How to Develop a Strong Poker Strategy


Poker is a card game in which players place bets using their chips. The player with the highest-ranking hand at the end of multiple betting rounds wins the pot, which is the total of all bets made by players. Besides a strong hand, the success of a poker player also depends on the ability to read the other players and make quick decisions. To develop this skill, you need to practice and watch experienced poker players. Try to imagine how they would react in different situations, and then try to replicate their actions at the table.

The rules of poker are similar to those of other card games. The dealer deals a number of cards to each player, and the remaining cards form a community pile. Players can choose to check (pass on a bet), call, or raise. When raising, a player must increase the amount of money that they put into the pot by at least as much as the previous bet.

One of the biggest mistakes that poker players make is playing too many hands before the flop. This can lead to a large loss of money. It is important to remember that even the best poker players lose at times. This is why it is essential to stay calm and not let your failures lower your self-confidence.

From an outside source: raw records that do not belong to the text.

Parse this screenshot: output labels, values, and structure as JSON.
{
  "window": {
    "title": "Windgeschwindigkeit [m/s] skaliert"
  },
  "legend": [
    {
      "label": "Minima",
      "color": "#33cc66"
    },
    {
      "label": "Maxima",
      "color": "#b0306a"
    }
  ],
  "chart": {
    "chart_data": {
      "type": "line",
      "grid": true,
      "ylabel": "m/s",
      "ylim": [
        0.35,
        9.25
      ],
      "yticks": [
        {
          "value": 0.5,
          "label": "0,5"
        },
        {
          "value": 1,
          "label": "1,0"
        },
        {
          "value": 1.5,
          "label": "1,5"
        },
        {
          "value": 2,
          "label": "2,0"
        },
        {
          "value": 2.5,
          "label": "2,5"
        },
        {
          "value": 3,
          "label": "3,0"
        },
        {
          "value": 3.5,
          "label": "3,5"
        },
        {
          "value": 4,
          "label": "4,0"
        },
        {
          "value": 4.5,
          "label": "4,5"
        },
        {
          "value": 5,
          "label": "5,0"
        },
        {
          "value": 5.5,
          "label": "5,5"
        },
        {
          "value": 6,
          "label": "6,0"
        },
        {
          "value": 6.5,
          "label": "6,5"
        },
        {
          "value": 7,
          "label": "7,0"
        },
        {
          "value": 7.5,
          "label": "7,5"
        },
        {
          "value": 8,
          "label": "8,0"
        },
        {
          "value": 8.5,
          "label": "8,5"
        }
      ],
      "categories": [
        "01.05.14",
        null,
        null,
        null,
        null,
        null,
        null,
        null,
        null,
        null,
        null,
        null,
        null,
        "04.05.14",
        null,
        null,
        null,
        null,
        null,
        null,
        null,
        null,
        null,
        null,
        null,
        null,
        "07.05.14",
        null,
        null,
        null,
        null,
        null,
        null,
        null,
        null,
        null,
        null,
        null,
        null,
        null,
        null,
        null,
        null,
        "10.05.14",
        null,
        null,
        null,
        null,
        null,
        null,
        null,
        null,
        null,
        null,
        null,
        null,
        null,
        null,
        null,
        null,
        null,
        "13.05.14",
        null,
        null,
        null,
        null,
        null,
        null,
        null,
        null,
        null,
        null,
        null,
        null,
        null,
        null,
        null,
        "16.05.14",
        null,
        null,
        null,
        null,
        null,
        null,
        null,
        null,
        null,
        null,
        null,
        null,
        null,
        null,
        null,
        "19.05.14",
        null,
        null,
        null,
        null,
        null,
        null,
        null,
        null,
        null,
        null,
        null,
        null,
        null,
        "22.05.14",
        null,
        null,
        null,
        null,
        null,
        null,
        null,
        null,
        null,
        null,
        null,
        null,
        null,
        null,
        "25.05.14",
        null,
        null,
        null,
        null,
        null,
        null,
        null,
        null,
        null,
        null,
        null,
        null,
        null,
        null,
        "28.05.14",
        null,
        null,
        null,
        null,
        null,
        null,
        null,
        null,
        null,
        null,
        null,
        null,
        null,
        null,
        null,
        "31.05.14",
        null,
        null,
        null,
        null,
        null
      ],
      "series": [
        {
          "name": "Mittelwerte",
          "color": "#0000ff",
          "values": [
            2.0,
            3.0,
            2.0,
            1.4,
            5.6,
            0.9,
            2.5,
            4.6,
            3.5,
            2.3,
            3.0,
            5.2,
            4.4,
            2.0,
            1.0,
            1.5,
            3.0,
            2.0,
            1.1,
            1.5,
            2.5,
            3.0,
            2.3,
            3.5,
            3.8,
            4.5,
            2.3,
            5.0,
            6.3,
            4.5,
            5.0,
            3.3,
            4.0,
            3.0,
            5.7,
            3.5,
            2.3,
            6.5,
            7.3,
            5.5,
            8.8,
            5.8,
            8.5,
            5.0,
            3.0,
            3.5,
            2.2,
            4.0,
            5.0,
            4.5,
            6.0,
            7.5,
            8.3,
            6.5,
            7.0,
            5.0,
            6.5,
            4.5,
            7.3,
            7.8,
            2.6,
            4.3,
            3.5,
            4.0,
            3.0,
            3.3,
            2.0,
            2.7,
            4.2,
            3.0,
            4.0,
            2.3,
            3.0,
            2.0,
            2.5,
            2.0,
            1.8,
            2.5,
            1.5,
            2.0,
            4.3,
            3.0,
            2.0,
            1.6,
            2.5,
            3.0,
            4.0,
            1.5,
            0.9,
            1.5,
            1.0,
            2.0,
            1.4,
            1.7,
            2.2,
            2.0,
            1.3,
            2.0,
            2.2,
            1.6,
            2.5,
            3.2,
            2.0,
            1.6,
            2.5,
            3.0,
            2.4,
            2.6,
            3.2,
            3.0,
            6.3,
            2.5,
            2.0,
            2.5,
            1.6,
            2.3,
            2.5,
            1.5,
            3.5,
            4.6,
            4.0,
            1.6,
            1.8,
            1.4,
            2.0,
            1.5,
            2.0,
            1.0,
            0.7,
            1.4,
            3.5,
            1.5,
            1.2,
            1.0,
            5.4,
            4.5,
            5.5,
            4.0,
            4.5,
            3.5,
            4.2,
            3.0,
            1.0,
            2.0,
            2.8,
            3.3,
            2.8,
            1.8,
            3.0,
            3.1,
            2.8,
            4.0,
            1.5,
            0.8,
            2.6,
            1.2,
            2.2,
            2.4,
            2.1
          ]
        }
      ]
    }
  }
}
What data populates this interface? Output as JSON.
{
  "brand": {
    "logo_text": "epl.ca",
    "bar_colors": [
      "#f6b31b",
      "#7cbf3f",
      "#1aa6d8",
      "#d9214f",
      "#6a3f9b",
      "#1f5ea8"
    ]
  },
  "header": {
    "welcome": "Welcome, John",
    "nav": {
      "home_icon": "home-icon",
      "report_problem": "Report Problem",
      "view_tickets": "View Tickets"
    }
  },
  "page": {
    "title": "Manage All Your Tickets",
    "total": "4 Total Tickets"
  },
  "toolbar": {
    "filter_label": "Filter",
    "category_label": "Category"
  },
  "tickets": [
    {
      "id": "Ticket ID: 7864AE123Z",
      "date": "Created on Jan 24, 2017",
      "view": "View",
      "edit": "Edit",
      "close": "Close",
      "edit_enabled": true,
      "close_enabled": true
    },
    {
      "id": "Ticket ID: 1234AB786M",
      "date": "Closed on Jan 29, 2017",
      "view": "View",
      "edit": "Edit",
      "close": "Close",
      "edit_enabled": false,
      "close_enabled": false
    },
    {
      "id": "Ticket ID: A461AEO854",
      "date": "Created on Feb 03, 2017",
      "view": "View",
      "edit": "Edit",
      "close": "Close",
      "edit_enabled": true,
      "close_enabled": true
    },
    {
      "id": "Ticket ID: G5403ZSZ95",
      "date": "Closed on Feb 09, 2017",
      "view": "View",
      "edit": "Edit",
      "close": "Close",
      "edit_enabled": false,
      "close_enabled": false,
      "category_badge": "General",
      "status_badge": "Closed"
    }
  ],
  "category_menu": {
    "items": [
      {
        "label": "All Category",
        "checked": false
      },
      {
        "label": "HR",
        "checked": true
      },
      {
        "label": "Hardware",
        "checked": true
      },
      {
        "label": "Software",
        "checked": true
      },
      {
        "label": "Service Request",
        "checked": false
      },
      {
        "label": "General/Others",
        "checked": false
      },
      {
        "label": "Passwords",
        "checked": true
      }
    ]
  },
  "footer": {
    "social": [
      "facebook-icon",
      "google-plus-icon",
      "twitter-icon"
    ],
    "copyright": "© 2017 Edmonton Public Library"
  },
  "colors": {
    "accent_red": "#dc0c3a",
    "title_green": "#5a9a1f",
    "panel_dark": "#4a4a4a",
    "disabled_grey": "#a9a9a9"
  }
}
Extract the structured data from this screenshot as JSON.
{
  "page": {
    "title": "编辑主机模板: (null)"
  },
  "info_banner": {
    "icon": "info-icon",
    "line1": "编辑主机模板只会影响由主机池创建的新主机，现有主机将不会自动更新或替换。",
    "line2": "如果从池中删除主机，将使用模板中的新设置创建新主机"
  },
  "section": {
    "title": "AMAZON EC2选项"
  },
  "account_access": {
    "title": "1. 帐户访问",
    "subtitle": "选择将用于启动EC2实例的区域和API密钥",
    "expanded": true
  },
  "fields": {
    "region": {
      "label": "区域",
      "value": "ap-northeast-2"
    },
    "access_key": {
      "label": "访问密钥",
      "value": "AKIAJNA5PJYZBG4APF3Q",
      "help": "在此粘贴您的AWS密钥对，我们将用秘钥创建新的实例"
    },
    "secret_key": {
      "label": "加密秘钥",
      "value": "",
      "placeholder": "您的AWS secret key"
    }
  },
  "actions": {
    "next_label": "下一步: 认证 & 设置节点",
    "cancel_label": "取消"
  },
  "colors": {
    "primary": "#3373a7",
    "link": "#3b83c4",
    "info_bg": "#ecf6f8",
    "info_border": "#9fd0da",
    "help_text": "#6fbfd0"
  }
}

In addition to reading the other players at a poker table, it is also important to have good bluffing skills. If you are bluffing, you must be able to convince your opponent that you have a strong hand. Otherwise, they might overthink your bluff and arrive at the wrong conclusion. You can also use your bluffing skills to force the other players to fold their weak hands.

When you have a strong hand, you should bet heavily to force the other players to call your bets. This will give you a better chance of winning the pot. However, if you have a weak hand, it is best to fold instead of betting.

A poker hand consists of 5 cards of the same rank. A full house consists of 3 matching cards, and a flush contains 5 consecutive cards of the same suit. A straight consists of 5 consecutive cards in the same suit, and a pair consists of 2 matching cards of the same rank and two unmatched cards.

A strong poker strategy involves reading your opponents and taking advantage of their mistakes. It is also essential to understand the basic poker etiquette, which includes being respectful of other players and dealers. This is especially important if you are new to the game. If you are unsure about how to act, ask an experienced player for advice. This will help you become a stronger and more confident player. You can also read a book on poker etiquette to learn more about this topic. In addition, it is a good idea to keep a poker journal while practicing, so that you can write down your thoughts and notes as you play. This will help you to memorize the key poker formulas, internalize them and build your intuition at the table.